“If I had a message to my contemporaries it is surely this: Be anything you like, be madmen, drunks, and bastards of every shape and form, but at all costs avoid one thing: success . . . If you are too obsessed with success, you will forget to live. If you have learned only how to be a success, your life has probably been wasted.”

I am sure that he is talking about the “worldly” sort of success of wealth, fame, praise, good reputation and all that.

These types of hopes and fears are referred to as the “eight world concerns” or “eight world dharmas” in Buddhism. More info here:

What is nirvana like?

I have been doing some reading/research on nirvana recently, and I have found an analogy that like very much.

This is from Thich Nhat Hanh (The Heart of the Buddha’s Teachings, 1998, p. 140):

Imagine a meeting in which everyone is stating his own opinions and disagreeing with everyone else’s. After the meeting is over, you are exhausted by all these ideas and discussions. You open the door and go outside into the garden, where the air is fresh, the birds are singing, and the wind is whistling into the trees. Life out here is quite different from the meeting with its words and anger. In the garden, there are still sounds and images, but they are refreshing and healing. Nirvana is not the absence of life. Drishtadharma nirvana means “nirvana in this very life”. Nirvana means pacifying, silencing, or extinguishing the fire of suffering. Nirvana teaches that we already are what we want to become. We don’t have to run after anything anymore. We only need to return to ourselves and touch our true nature. When we do, we have real peace and joy.

Books on the Four Noble Truths

The Four Noble Truths are one of the central topics in Buddhism. But if you are new to Buddhism, it’s not easy to find a good explanation. In this post I am recommending some books that I have found very helpful.

Dancing with Life: Buddhist Insights for Finding Meaning and Joy in the Face of Suffering, by Phillip Moffitt.

This is an excellent introduction to the Four Noble Truths. As explained in the introduction of the book, Phillip Moffitt is an American writer who spent years in the magazine business before dropping out and then spending many years studying meditation and Buddhism with a number of teachers. His book is written for a general audience — meaning you don’t have do be a Buddhist, or have any intention of becoming a Buddhist, to appreciate the wisdom that is offered here. As indicated in the title, the book is intended as a practical guide to dealing with suffering, and I think anyone of any religion—or no religion—can benefit from this wisdom.

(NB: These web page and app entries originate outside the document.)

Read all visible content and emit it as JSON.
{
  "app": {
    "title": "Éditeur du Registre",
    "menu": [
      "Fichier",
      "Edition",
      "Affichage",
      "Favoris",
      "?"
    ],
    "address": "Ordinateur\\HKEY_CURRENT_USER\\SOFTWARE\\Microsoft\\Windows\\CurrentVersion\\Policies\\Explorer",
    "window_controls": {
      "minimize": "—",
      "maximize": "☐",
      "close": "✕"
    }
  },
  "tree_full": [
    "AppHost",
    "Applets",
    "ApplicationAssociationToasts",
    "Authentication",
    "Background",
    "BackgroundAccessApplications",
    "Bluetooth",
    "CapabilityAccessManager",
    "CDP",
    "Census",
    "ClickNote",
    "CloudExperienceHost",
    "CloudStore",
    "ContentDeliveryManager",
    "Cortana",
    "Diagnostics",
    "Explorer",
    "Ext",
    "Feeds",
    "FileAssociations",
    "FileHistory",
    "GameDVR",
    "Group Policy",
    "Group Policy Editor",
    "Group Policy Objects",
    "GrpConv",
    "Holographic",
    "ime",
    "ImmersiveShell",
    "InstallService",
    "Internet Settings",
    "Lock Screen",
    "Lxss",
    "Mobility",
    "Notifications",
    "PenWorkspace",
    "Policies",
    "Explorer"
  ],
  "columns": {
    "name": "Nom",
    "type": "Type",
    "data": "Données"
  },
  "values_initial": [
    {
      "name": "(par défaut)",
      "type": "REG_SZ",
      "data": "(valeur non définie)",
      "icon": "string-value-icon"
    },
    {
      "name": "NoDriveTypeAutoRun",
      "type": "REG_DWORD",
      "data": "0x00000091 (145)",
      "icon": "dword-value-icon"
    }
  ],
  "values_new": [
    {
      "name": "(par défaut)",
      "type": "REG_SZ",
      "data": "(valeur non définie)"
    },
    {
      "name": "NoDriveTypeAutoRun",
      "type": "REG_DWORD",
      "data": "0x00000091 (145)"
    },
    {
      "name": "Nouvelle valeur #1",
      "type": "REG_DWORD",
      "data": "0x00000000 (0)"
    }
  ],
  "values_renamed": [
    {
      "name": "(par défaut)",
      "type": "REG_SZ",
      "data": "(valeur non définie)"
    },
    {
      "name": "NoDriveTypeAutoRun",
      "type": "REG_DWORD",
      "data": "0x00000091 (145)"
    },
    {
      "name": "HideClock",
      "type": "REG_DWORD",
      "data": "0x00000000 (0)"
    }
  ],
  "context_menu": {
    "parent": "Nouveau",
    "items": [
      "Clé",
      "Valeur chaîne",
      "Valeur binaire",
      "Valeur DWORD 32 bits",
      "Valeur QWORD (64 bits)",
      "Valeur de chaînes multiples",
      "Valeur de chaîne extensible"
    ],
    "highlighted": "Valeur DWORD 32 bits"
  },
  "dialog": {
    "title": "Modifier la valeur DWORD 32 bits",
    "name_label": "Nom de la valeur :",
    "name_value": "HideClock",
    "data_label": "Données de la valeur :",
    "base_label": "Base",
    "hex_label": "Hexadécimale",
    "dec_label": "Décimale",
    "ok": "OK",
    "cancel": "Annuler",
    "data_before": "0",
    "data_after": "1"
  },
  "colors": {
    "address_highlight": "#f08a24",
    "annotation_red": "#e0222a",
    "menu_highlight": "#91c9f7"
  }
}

Daring Steps Toward Fearlessness: The Three Vehicles of Tibetan Buddhism, by  Ringu Tulku

This book is written in three parts. Part 1 of the book provides an excellent introduction to the four noble truths. Part 2 provides an introduction to the Mahayana path, and Part 3 is an introduction to the Vajrayana path. Part 3 will likely be very difficult for most beginners to understand, but I think this book is worth buying just for the excellent introduction in Part 1.

Turning the Wheel of Truth: Commentary on the Buddha’s First Teaching, by Ajahn Sucitto

Another great introduction to the Four Noble truths. This book is slightly more traditional than those mentioned above, and it is written from the Theravada Buddhist point of view (found in southeast Asia–Sri Lanka, Thailand, Burma, etc.) It
is also an excellent commentary on the first teaching of the Buddha.

The Four Noble Truths: The Foundation of Buddhist Thought, Volume I, by Geshe Tashi Tsering

The text presents the Four Noble Truths from the Tibetan Buddhist point of view. The author is a Tibetan lama who spent many years teaching Western students in London, and this book is based on his introductory courses. This book is especially helpful in providing some historical background and explaining the differences in the Theravada and Mahayana approaches to this topic.

The Truth of Suffering and the Path of Liberation, by Chögyam Trungpa

Another clear presentation from the Tibetan Buddhist point of view.

Buddhism: A Concise Introduction, by Huston Smith and Philip Novak

Chapters 4 and 5 provide clear explanations of the Four Noble Truths and the Eightfold Path, respectively.

You can find more recommendations here: Four Noble Truths: Further Reading